Arranged! ends when all the players are married, either by their own choice or, more likely, by the matchmaker. The game is designed with bright colors and the kinds of lacy patterns that appear on wedding invitations, yet its mechanics underline just how powerless South Asian women often are in these arranged marriages.
“I think it’s easier to address it in this setting, because it’s more likely that you can get someone to play a fun game, rather than just sit them down and talk about such deep and dark issues,” Balagamwala explained. “What I’ve noticed is that at the beginning of the game, players think it’s all fun and games. However, they slowly start to realize the deeper issues that are present and have the urge to talk about it.”
Arranged! – The Arranged Marriage Board Game is fundraising on Kickstarter through September 7.
Three Looted Antiquities at the Met Repatriated to Turkey
Nine other repatriated works were seized from Met Trustee Shelby White, whose collection was subject to a criminal investigation.
This week, the world’s lightest paint, Pakistan’s feminist movement, World Puppy Day, and were some of Vermeer’s paintings created by his daughter?
The Wider World and Scrimshaw
On March 28, join the New Bedford Whaling Museum online and in-person for a symposium on global carving traditions from across the Pacific Rim.
Who Will Decide on the Future of a Miami Native Burial Ground?
Native activists say sacred remains and objects dug up from a Brickell construction site should remain there, but mega-developer Jorge Pérez is pushing back.
How Can a Curator Approach South Asian Futurisms?
How do I acknowledge my shortcomings while reckoning with obscured histories and the exclusion of subaltern narratives in the fine art landscape?
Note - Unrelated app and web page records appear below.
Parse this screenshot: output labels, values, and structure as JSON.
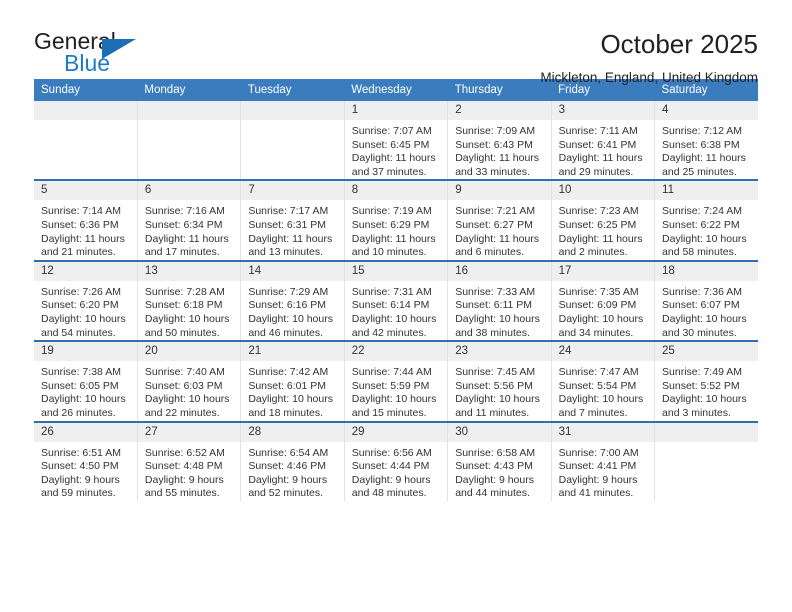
{
  "brand": {
    "name_part1": "General",
    "name_part2": "Blue",
    "triangle_icon": "triangle-icon",
    "accent_color": "#1c7cc7"
  },
  "header": {
    "title": "October 2025",
    "location": "Mickleton, England, United Kingdom"
  },
  "theme": {
    "header_row_bg": "#3b7cbf",
    "row_divider": "#2f6fb0",
    "daynum_bg": "#efefef",
    "text": "#333333"
  },
  "weekday_headers": [
    "Sunday",
    "Monday",
    "Tuesday",
    "Wednesday",
    "Thursday",
    "Friday",
    "Saturday"
  ],
  "labels": {
    "sunrise": "Sunrise:",
    "sunset": "Sunset:",
    "daylight": "Daylight:"
  },
  "weeks": [
    [
      {
        "day": "",
        "sunrise": "",
        "sunset": "",
        "daylight_line1": "",
        "daylight_line2": ""
      },
      {
        "day": "",
        "sunrise": "",
        "sunset": "",
        "daylight_line1": "",
        "daylight_line2": ""
      },
      {
        "day": "",
        "sunrise": "",
        "sunset": "",
        "daylight_line1": "",
        "daylight_line2": ""
      },
      {
        "day": "1",
        "sunrise": "Sunrise: 7:07 AM",
        "sunset": "Sunset: 6:45 PM",
        "daylight_line1": "Daylight: 11 hours",
        "daylight_line2": "and 37 minutes."
      },
      {
        "day": "2",
        "sunrise": "Sunrise: 7:09 AM",
        "sunset": "Sunset: 6:43 PM",
        "daylight_line1": "Daylight: 11 hours",
        "daylight_line2": "and 33 minutes."
      },
      {
        "day": "3",
        "sunrise": "Sunrise: 7:11 AM",
        "sunset": "Sunset: 6:41 PM",
        "daylight_line1": "Daylight: 11 hours",
        "daylight_line2": "and 29 minutes."
      },
      {
        "day": "4",
        "sunrise": "Sunrise: 7:12 AM",
        "sunset": "Sunset: 6:38 PM",
        "daylight_line1": "Daylight: 11 hours",
        "daylight_line2": "and 25 minutes."
      }
    ],
    [
      {
        "day": "5",
        "sunrise": "Sunrise: 7:14 AM",
        "sunset": "Sunset: 6:36 PM",
        "daylight_line1": "Daylight: 11 hours",
        "daylight_line2": "and 21 minutes."
      },
      {
        "day": "6",
        "sunrise": "Sunrise: 7:16 AM",
        "sunset": "Sunset: 6:34 PM",
        "daylight_line1": "Daylight: 11 hours",
        "daylight_line2": "and 17 minutes."
      },
      {
        "day": "7",
        "sunrise": "Sunrise: 7:17 AM",
        "sunset": "Sunset: 6:31 PM",
        "daylight_line1": "Daylight: 11 hours",
        "daylight_line2": "and 13 minutes."
      },
      {
        "day": "8",
        "sunrise": "Sunrise: 7:19 AM",
        "sunset": "Sunset: 6:29 PM",
        "daylight_line1": "Daylight: 11 hours",
        "daylight_line2": "and 10 minutes."
      },
      {
        "day": "9",
        "sunrise": "Sunrise: 7:21 AM",
        "sunset": "Sunset: 6:27 PM",
        "daylight_line1": "Daylight: 11 hours",
        "daylight_line2": "and 6 minutes."
      },
      {
        "day": "10",
        "sunrise": "Sunrise: 7:23 AM",
        "sunset": "Sunset: 6:25 PM",
        "daylight_line1": "Daylight: 11 hours",
        "daylight_line2": "and 2 minutes."
      },
      {
        "day": "11",
        "sunrise": "Sunrise: 7:24 AM",
        "sunset": "Sunset: 6:22 PM",
        "daylight_line1": "Daylight: 10 hours",
        "daylight_line2": "and 58 minutes."
      }
    ],
    [
      {
        "day": "12",
        "sunrise": "Sunrise: 7:26 AM",
        "sunset": "Sunset: 6:20 PM",
        "daylight_line1": "Daylight: 10 hours",
        "daylight_line2": "and 54 minutes."
      },
      {
        "day": "13",
        "sunrise": "Sunrise: 7:28 AM",
        "sunset": "Sunset: 6:18 PM",
        "daylight_line1": "Daylight: 10 hours",
        "daylight_line2": "and 50 minutes."
      },
      {
        "day": "14",
        "sunrise": "Sunrise: 7:29 AM",
        "sunset": "Sunset: 6:16 PM",
        "daylight_line1": "Daylight: 10 hours",
        "daylight_line2": "and 46 minutes."
      },
      {
        "day": "15",
        "sunrise": "Sunrise: 7:31 AM",
        "sunset": "Sunset: 6:14 PM",
        "daylight_line1": "Daylight: 10 hours",
        "daylight_line2": "and 42 minutes."
      },
      {
        "day": "16",
        "sunrise": "Sunrise: 7:33 AM",
        "sunset": "Sunset: 6:11 PM",
        "daylight_line1": "Daylight: 10 hours",
        "daylight_line2": "and 38 minutes."
      },
      {
        "day": "17",
        "sunrise": "Sunrise: 7:35 AM",
        "sunset": "Sunset: 6:09 PM",
        "daylight_line1": "Daylight: 10 hours",
        "daylight_line2": "and 34 minutes."
      },
      {
        "day": "18",
        "sunrise": "Sunrise: 7:36 AM",
        "sunset": "Sunset: 6:07 PM",
        "daylight_line1": "Daylight: 10 hours",
        "daylight_line2": "and 30 minutes."
      }
    ],
    [
      {
        "day": "19",
        "sunrise": "Sunrise: 7:38 AM",
        "sunset": "Sunset: 6:05 PM",
        "daylight_line1": "Daylight: 10 hours",
        "daylight_line2": "and 26 minutes."
      },
      {
        "day": "20",
        "sunrise": "Sunrise: 7:40 AM",
        "sunset": "Sunset: 6:03 PM",
        "daylight_line1": "Daylight: 10 hours",
        "daylight_line2": "and 22 minutes."
      },
      {
        "day": "21",
        "sunrise": "Sunrise: 7:42 AM",
        "sunset": "Sunset: 6:01 PM",
        "daylight_line1": "Daylight: 10 hours",
        "daylight_line2": "and 18 minutes."
      },
      {
        "day": "22",
        "sunrise": "Sunrise: 7:44 AM",
        "sunset": "Sunset: 5:59 PM",
        "daylight_line1": "Daylight: 10 hours",
        "daylight_line2": "and 15 minutes."
      },
      {
        "day": "23",
        "sunrise": "Sunrise: 7:45 AM",
        "sunset": "Sunset: 5:56 PM",
        "daylight_line1": "Daylight: 10 hours",
        "daylight_line2": "and 11 minutes."
      },
      {
        "day": "24",
        "sunrise": "Sunrise: 7:47 AM",
        "sunset": "Sunset: 5:54 PM",
        "daylight_line1": "Daylight: 10 hours",
        "daylight_line2": "and 7 minutes."
      },
      {
        "day": "25",
        "sunrise": "Sunrise: 7:49 AM",
        "sunset": "Sunset: 5:52 PM",
        "daylight_line1": "Daylight: 10 hours",
        "daylight_line2": "and 3 minutes."
      }
    ],
    [
      {
        "day": "26",
        "sunrise": "Sunrise: 6:51 AM",
        "sunset": "Sunset: 4:50 PM",
        "daylight_line1": "Daylight: 9 hours",
        "daylight_line2": "and 59 minutes."
      },
      {
        "day": "27",
        "sunrise": "Sunrise: 6:52 AM",
        "sunset": "Sunset: 4:48 PM",
        "daylight_line1": "Daylight: 9 hours",
        "daylight_line2": "and 55 minutes."
      },
      {
        "day": "28",
        "sunrise": "Sunrise: 6:54 AM",
        "sunset": "Sunset: 4:46 PM",
        "daylight_line1": "Daylight: 9 hours",
        "daylight_line2": "and 52 minutes."
      },
      {
        "day": "29",
        "sunrise": "Sunrise: 6:56 AM",
        "sunset": "Sunset: 4:44 PM",
        "daylight_line1": "Daylight: 9 hours",
        "daylight_line2": "and 48 minutes."
      },
      {
        "day": "30",
        "sunrise": "Sunrise: 6:58 AM",
        "sunset": "Sunset: 4:43 PM",
        "daylight_line1": "Daylight: 9 hours",
        "daylight_line2": "and 44 minutes."
      },
      {
        "day": "31",
        "sunrise": "Sunrise: 7:00 AM",
        "sunset": "Sunset: 4:41 PM",
        "daylight_line1": "Daylight: 9 hours",
        "daylight_line2": "and 41 minutes."
      },
      {
        "day": "",
        "sunrise": "",
        "sunset": "",
        "daylight_line1": "",
        "daylight_line2": ""
      }
    ]
  ]
}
A working checklist for curators.
MCA Chicago Presents On Stage: Frictions
Will Rawls, Shamel Pitts | TRIBE, and Barak adé Soleil explore Blackness, queerness, movement, and dance in performances at the Museum of Contemporary Art Chicago.
The Complicated Legacy of Camilo Egas
The Ecuadorian painter, a leading figure of Latin America’s Indigenismo art movement, has been both praised and scorned for his representation of Indigenous peoples.
Tom Jones Zeroes in on Ho-Chunk Visibility
“I think about the young kids, the teenagers, and I think being able to see yourself represented in art is so powerful,” says the artist.
Haggerty Museum of Art Presents Tomás Saraceno in Dialogue With Dr. Somesh Roy
The artist and researcher will explore soot’s effects on climate change and public health in this online conversation.
Hundreds of Artworks by NYC Teenagers Go on View at the Met
The talented seventh through twelfth-grade students are recipients of the 2023 Scholastic Art and Writing Awards.
NYC’s Flatiron Building Sells for a Whopping $190M
The sale to outsider bidder Jacob Garlick puts an end to the protracted legal battle between the iconic skyscraper’s five former owners.
McKnight Visual Artist Fellows Discussion Series at the Minneapolis Institute of Art
The series features 2021 Fellows David Bowen, Mara Duvra, Rotem Tamir, Ben Moren, and Dyani White Hawk in conversation with renowned curators and critics.
The Best Memes Roasting the “We ❤️ NYC” Campaign
A graphic designer on Twitter created a hilarious send-up of the universally reviled logo, and the rest is history.
Did You Know These Museums Were Free for New Yorkers?
The “Free Admission” campaign is advocating to make ticket pricing information more transparent to visitors, who may be confused or misled by institutions’ language.